Through her work with this group, she was tapped to work for Alberta Economic Development.

“Our job was to build this regional group of communities,” she explains. “We started with five and it grew to 11. And now, we’re at 16.”

Alberta SouthWest has a membership population of over 36,000. Together, Bev and 15 other board members get to play “what if” and think of creative ideas to stimulate economic growth in the communities.

Over the years, a number of projects have been completed to draw investment and tourism to the region, including Reel Adventures Alberta Movie Maps, Southwest Connect and a Crown of the Continent geotourism overview.

Pathways to Prosperity was a project Bev and her colleagues worked on with a graduate student. It examined the economic opportunities in the Crown of the Continent — where British Columbia, Alberta and Montana meet.

“People are attracted to these types of landscape,” she says.

“It’s probably worth our while to respect this landscape, celebrate it and keep it how it is — not just let it become overrun with things, as much as we want to encourage business. We want business to develop in harmony with the landscape.”

A regional licensing program, now in its 16th year, allows for home-based and small businesses to work in neighbouring communities.

“That was a good little project,” she says. “It just keeps rolling along and it saves some businesses hundreds of dollars.”

Economic development, defined as “creating the context for growth to occur,” plays an often-misunderstood but important role within a community, Bev says.

“We don’t have to do all the stuff, we just have to make sure things are in place so it’s friendly for business, attractive for people to live here, and we keep working away at it trying to create that context.”

There is still much potential in southwestern Alberta and in Pincher Creek, she says.

“We’ll just keep on going and get people proud of being here, and attracting people here, and grow our communities.”

Although she is at an age where many peers consider retirement, Bev says she’s not ready yet.

“People keep saying, ‘Aren’t you done yet?’ And, maybe when I’m not looking they’re saying, ‘When is that old bag going to give it up?’ ” she says with a laugh.

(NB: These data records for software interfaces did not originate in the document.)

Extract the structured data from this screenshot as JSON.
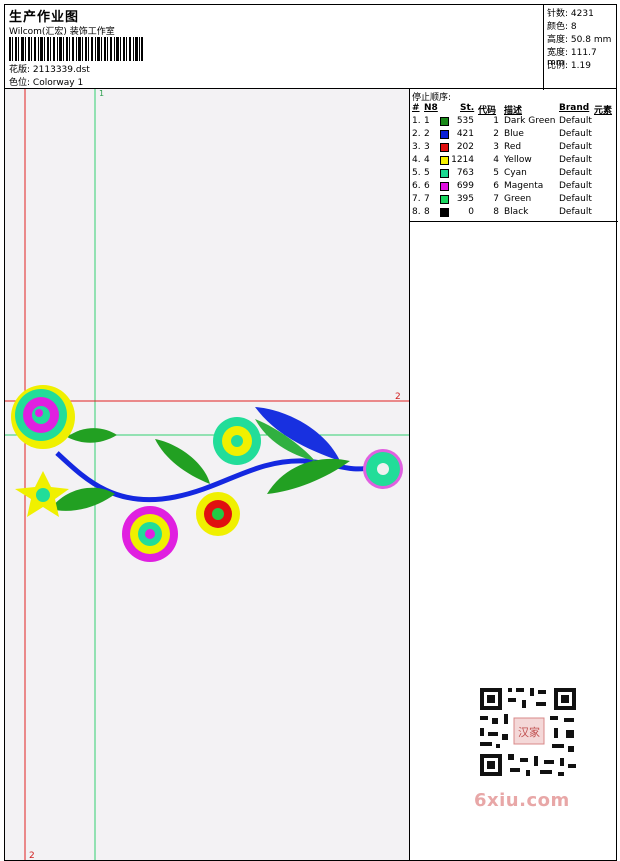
{
  "header": {
    "title": "生产作业图",
    "company": "Wilcom(汇宏) 装饰工作室",
    "design_label": "花版:",
    "design_value": "2113339.dst",
    "colorway_label": "色位:",
    "colorway_value": "Colorway 1"
  },
  "stats": [
    {
      "label": "针数:",
      "value": "4231"
    },
    {
      "label": "颜色:",
      "value": "8"
    },
    {
      "label": "高度:",
      "value": "50.8 mm"
    },
    {
      "label": "宽度:",
      "value": "111.7 mm"
    },
    {
      "label": "比例:",
      "value": "1.19"
    }
  ],
  "markers": {
    "v1": "1",
    "h2": "2",
    "v2": "2"
  },
  "stop_sequence": {
    "title": "停止顺序:",
    "headers": {
      "idx": "#",
      "no": "N8",
      "st": "St.",
      "code": "代码",
      "desc": "描述",
      "brand": "Brand",
      "element": "元素"
    },
    "rows": [
      {
        "idx": "1.",
        "no": "1",
        "color": "#1a8a1a",
        "st": "535",
        "code": "1",
        "desc": "Dark Green",
        "brand": "Default"
      },
      {
        "idx": "2.",
        "no": "2",
        "color": "#0a20d8",
        "st": "421",
        "code": "2",
        "desc": "Blue",
        "brand": "Default"
      },
      {
        "idx": "3.",
        "no": "3",
        "color": "#e01010",
        "st": "202",
        "code": "3",
        "desc": "Red",
        "brand": "Default"
      },
      {
        "idx": "4.",
        "no": "4",
        "color": "#f5f000",
        "st": "1214",
        "code": "4",
        "desc": "Yellow",
        "brand": "Default"
      },
      {
        "idx": "5.",
        "no": "5",
        "color": "#19d890",
        "st": "763",
        "code": "5",
        "desc": "Cyan",
        "brand": "Default"
      },
      {
        "idx": "6.",
        "no": "6",
        "color": "#e010e0",
        "st": "699",
        "code": "6",
        "desc": "Magenta",
        "brand": "Default"
      },
      {
        "idx": "7.",
        "no": "7",
        "color": "#19d860",
        "st": "395",
        "code": "7",
        "desc": "Green",
        "brand": "Default"
      },
      {
        "idx": "8.",
        "no": "8",
        "color": "#000000",
        "st": "0",
        "code": "8",
        "desc": "Black",
        "brand": "Default"
      }
    ]
  },
  "watermark": {
    "text": "6xiu.com",
    "seal_text": "汉家"
  }
}
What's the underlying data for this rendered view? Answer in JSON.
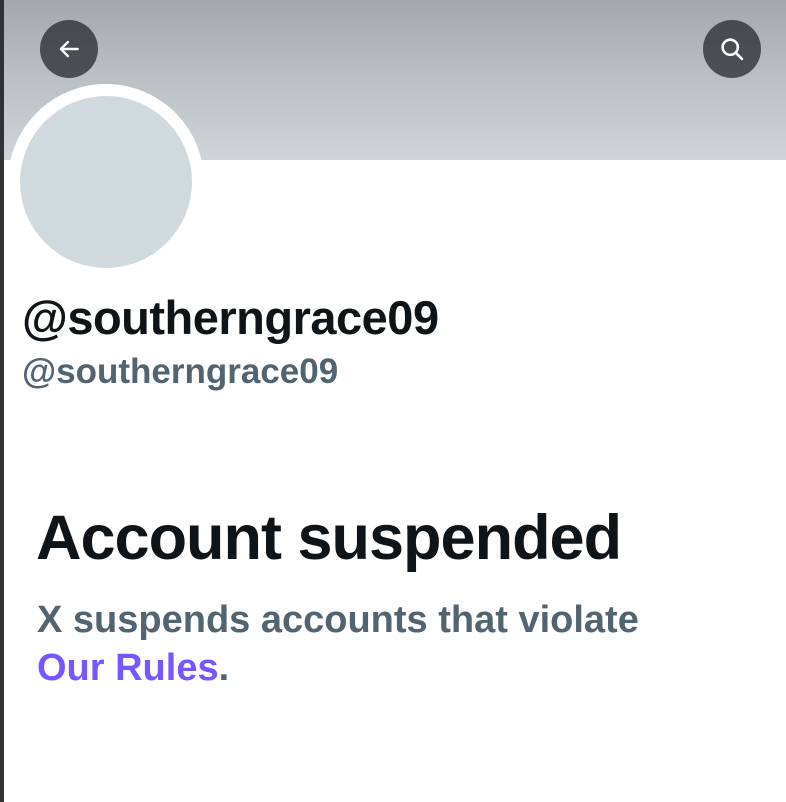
{
  "header": {
    "back_icon": "arrow-left-icon",
    "search_icon": "search-icon"
  },
  "profile": {
    "display_name": "@southerngrace09",
    "handle": "@southerngrace09"
  },
  "suspension": {
    "title": "Account suspended",
    "message": "X suspends accounts that violate",
    "link_text": "Our Rules",
    "trailing": "."
  },
  "colors": {
    "link": "#7856ff",
    "secondary_text": "#536471",
    "primary_text": "#0f1419",
    "avatar_placeholder": "#cfd9de"
  }
}
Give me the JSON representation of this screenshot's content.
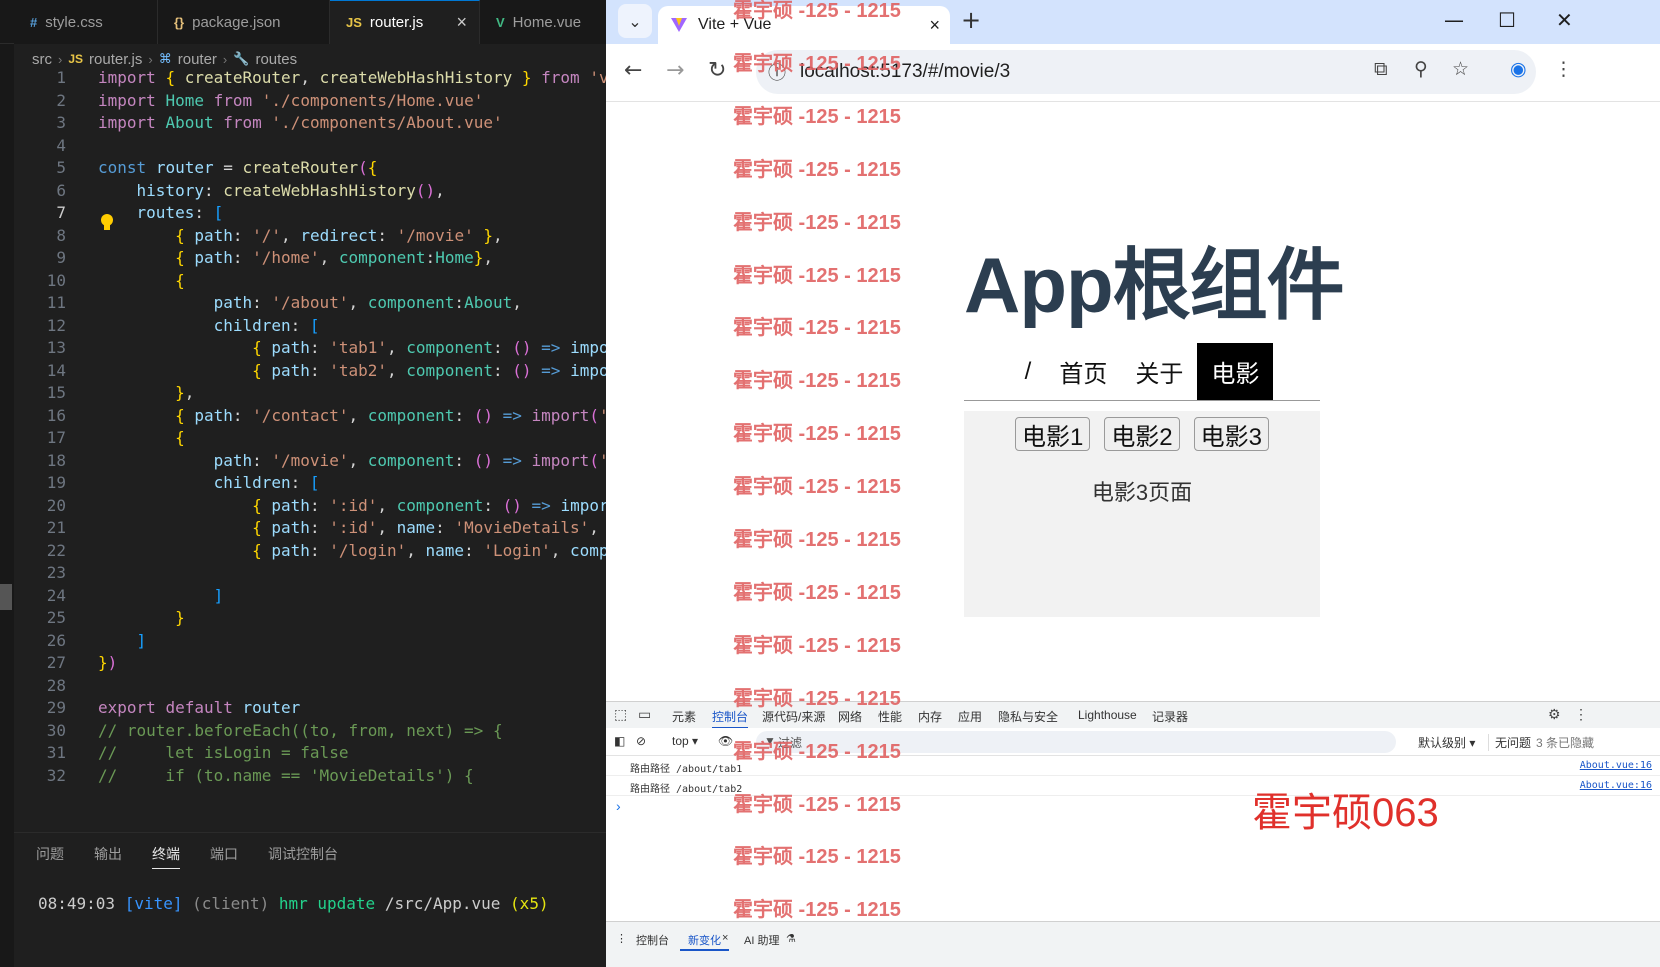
{
  "vscode": {
    "tabs": [
      {
        "icon": "#",
        "label": "style.css"
      },
      {
        "icon": "{}",
        "label": "package.json"
      },
      {
        "icon": "JS",
        "label": "router.js",
        "active": true
      },
      {
        "icon": "V",
        "label": "Home.vue"
      }
    ],
    "breadcrumb": [
      "src",
      "router.js",
      "router",
      "routes"
    ],
    "lines": [
      {
        "n": "1",
        "t": "import { createRouter, createWebHashHistory } from 'v"
      },
      {
        "n": "2",
        "t": "import Home from './components/Home.vue'"
      },
      {
        "n": "3",
        "t": "import About from './components/About.vue'"
      },
      {
        "n": "4",
        "t": ""
      },
      {
        "n": "5",
        "t": "const router = createRouter({"
      },
      {
        "n": "6",
        "t": "    history: createWebHashHistory(),"
      },
      {
        "n": "7",
        "t": "    routes: ["
      },
      {
        "n": "8",
        "t": "        { path: '/', redirect: '/movie' },"
      },
      {
        "n": "9",
        "t": "        { path: '/home', component:Home},"
      },
      {
        "n": "10",
        "t": "        {"
      },
      {
        "n": "11",
        "t": "            path: '/about', component:About,"
      },
      {
        "n": "12",
        "t": "            children: ["
      },
      {
        "n": "13",
        "t": "                { path: 'tab1', component: () => impo"
      },
      {
        "n": "14",
        "t": "                { path: 'tab2', component: () => impo"
      },
      {
        "n": "15",
        "t": "        },"
      },
      {
        "n": "16",
        "t": "        { path: '/contact', component: () => import('"
      },
      {
        "n": "17",
        "t": "        {"
      },
      {
        "n": "18",
        "t": "            path: '/movie', component: () => import('"
      },
      {
        "n": "19",
        "t": "            children: ["
      },
      {
        "n": "20",
        "t": "                { path: ':id', component: () => impor"
      },
      {
        "n": "21",
        "t": "                { path: ':id', name: 'MovieDetails',"
      },
      {
        "n": "22",
        "t": "                { path: '/login', name: 'Login', comp"
      },
      {
        "n": "23",
        "t": ""
      },
      {
        "n": "24",
        "t": "            ]"
      },
      {
        "n": "25",
        "t": "        }"
      },
      {
        "n": "26",
        "t": "    ]"
      },
      {
        "n": "27",
        "t": "})"
      },
      {
        "n": "28",
        "t": ""
      },
      {
        "n": "29",
        "t": "export default router"
      },
      {
        "n": "30",
        "t": "// router.beforeEach((to, from, next) => {"
      },
      {
        "n": "31",
        "t": "//     let isLogin = false"
      },
      {
        "n": "32",
        "t": "//     if (to.name == 'MovieDetails') {"
      }
    ],
    "panel_tabs": [
      "问题",
      "输出",
      "终端",
      "端口",
      "调试控制台"
    ],
    "terminal": {
      "time": "08:49:03",
      "tag": "[vite]",
      "client": "(client)",
      "msg": "hmr update",
      "path": "/src/App.vue",
      "count": "(x5)"
    }
  },
  "browser": {
    "tab_title": "Vite + Vue",
    "url": "localhost:5173/#/movie/3",
    "page": {
      "title": "App根组件",
      "nav": [
        "/",
        "首页",
        "关于",
        "电影"
      ],
      "active_nav": "电影",
      "movie_buttons": [
        "电影1",
        "电影2",
        "电影3"
      ],
      "movie_page_text": "电影3页面"
    },
    "devtools": {
      "tabs": [
        "元素",
        "控制台",
        "源代码/来源",
        "网络",
        "性能",
        "内存",
        "应用",
        "隐私与安全",
        "Lighthouse",
        "记录器"
      ],
      "active_tab": "控制台",
      "context": "top",
      "filter_label": "过滤",
      "level": "默认级别",
      "no_issues": "无问题",
      "hidden": "3 条已隐藏",
      "logs": [
        {
          "text": "路由路径 /about/tab1",
          "source": "About.vue:16"
        },
        {
          "text": "路由路径 /about/tab2",
          "source": "About.vue:16"
        }
      ],
      "prompt": "›",
      "bottom_tabs": [
        "控制台",
        "新变化",
        "AI 助理"
      ],
      "active_bottom": "新变化"
    }
  },
  "watermark": "霍宇硕 -125 - 1215",
  "signature": "霍宇硕063"
}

“I think retirement is going to something, and I haven’t really found something that I want to do more than what I’m doing now.”